Steve, you made a mistake... a big one! Now admit it and get on with some other brilliant, paradigm -shifting innovations for which the world has come to know and idolize you.

For those of you who don't spend your time combing US Patent Office filings, Apple recently filed a patent for "Systems and Methods for Identifying Unauthorized Users of an Electronic Device." (" That may sound mind-numbingly dull but what it means is that Apple wants to patent a method of determining who is using one of their products. The patent explains how Apple would seize control of a product (like, perhaps one of the 50 million iPhones out there, for instance) and use it to take a picture of the current user of the phone, or record their voice, or measure their heartbeat. Apple says it would only use this information to ensure that the person using the product is the correct user, and that the product had not been tampered with or stolen.

Let's recap--Apple wants to take a picture of you without you knowing about it and without it making a sound on the phone wherever the phone may be. Apple wants to record your voice when you are not even talking on the phone. Pardon me while I say, HOLY #@!^@

Let's give Apple the benefit of the doubt that this technology will not be used to to spy on us and collect incredibly valuable marketing information. Let's believe that Apple plans to only use this technology for its stated purpose, to ensure that their products are being used properly. Even that would be insulting and a horrible invasion of privacy. When I buy a product, it is mine to do with as I please. If I want to mess with the insides of my TV, Sony doesn't deactivate the TV. If I want to tinker with my car, GM doesn't take the car away from me.

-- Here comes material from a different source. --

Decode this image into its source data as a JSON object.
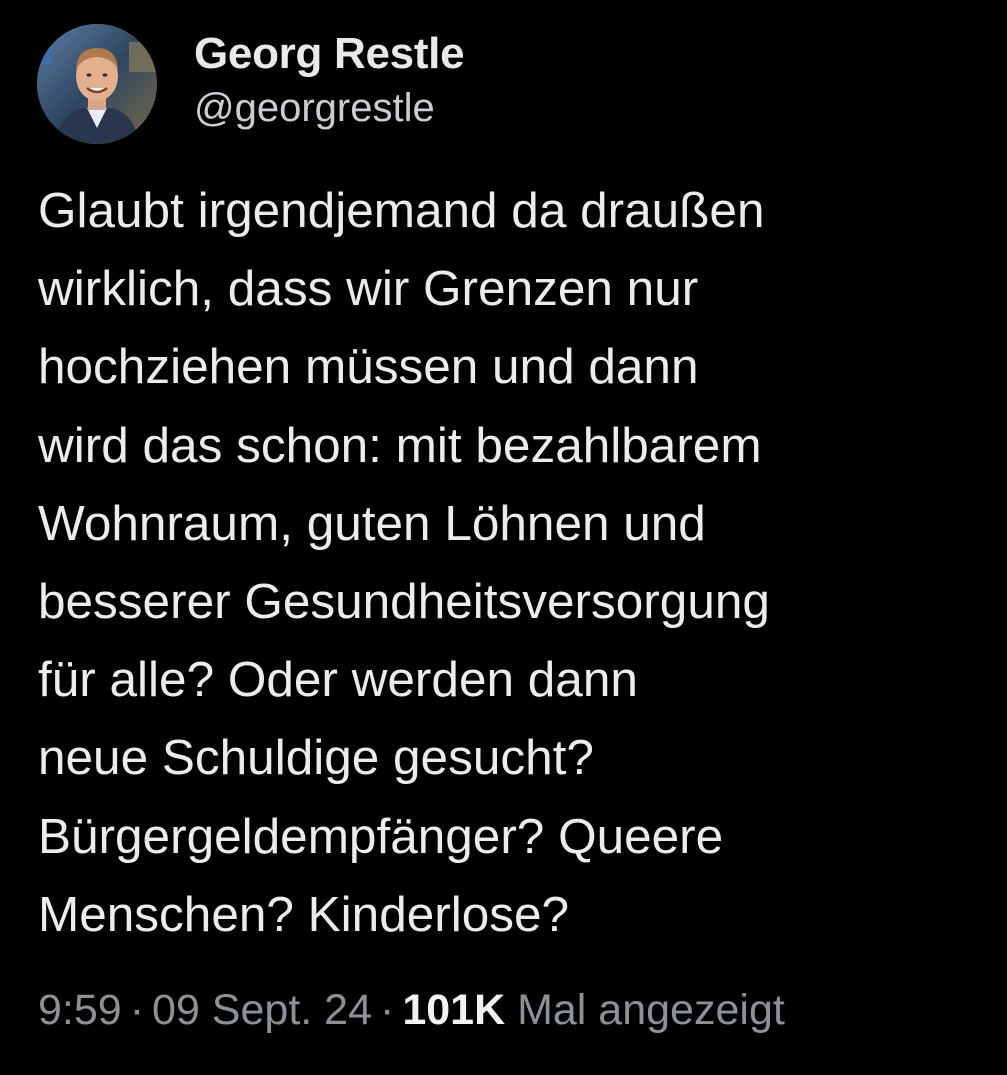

Apple's business objective in hatching this Orwellian innovation is to prevent people from "jailbreaking" iPhones. Jailbreaking is a process of unlocking the operating system of an iPhone, allowing users to download apps that have not been approved by Apple (and are not paying exorbitant fees to Apple). It is estimated that perhaps 10% of all iPhones have been jailbroken. So, Apple wants to spy on those 5 million people and, perhaps, disable their phones permanently.

And that is about the nicest possible use for this technology. Apple's patent has some truly terrifying implications. What if someone at Apple decided to use this technology for other purposes?

Take the case of David Barksdale, a 27-year-old engineer who was working for one of Google's elite technical groups when he decided to use his position to start spying on 4 teenagers. He listened in on their phone conversations over Google Voice. He accessed transcripts of their private chats. He looked up their contact lists and read their emails sent through Gmail. In one case he threatened a 15-year-old boy to coerce him into divulging the name of the boy's girlfriend.

Google says it has fired Barksdale and will look into enhancing its security controls regarding employees of the company. However, it says it is necessary for some employees to have access to your most private data for Google's systems to operate properly.

This episode reflects more than the misdeeds of a single rogue employee dabbling in cyber-stalking. Even if corporations do not have nefarious motives when they create invasive technology to spy on us, their employees can use that technology to gain access to our most intimate secrets. And once an innovative technology gets patented, it is simply a matter of time before the technology gets licensed to others and competitors begin development efforts of their own.

And that is why Apple's plan to monitor our heartbeats, track our voices, and take pictures of us is so disturbing. These data points being collected covertly aren't just credit cards or pin numbers - but pieces of me. Is there anything more sacred than that?

Jeffrey Evans is the CEO of TigerText, a text messaging service that offers and promotes increased privacy standards in communication.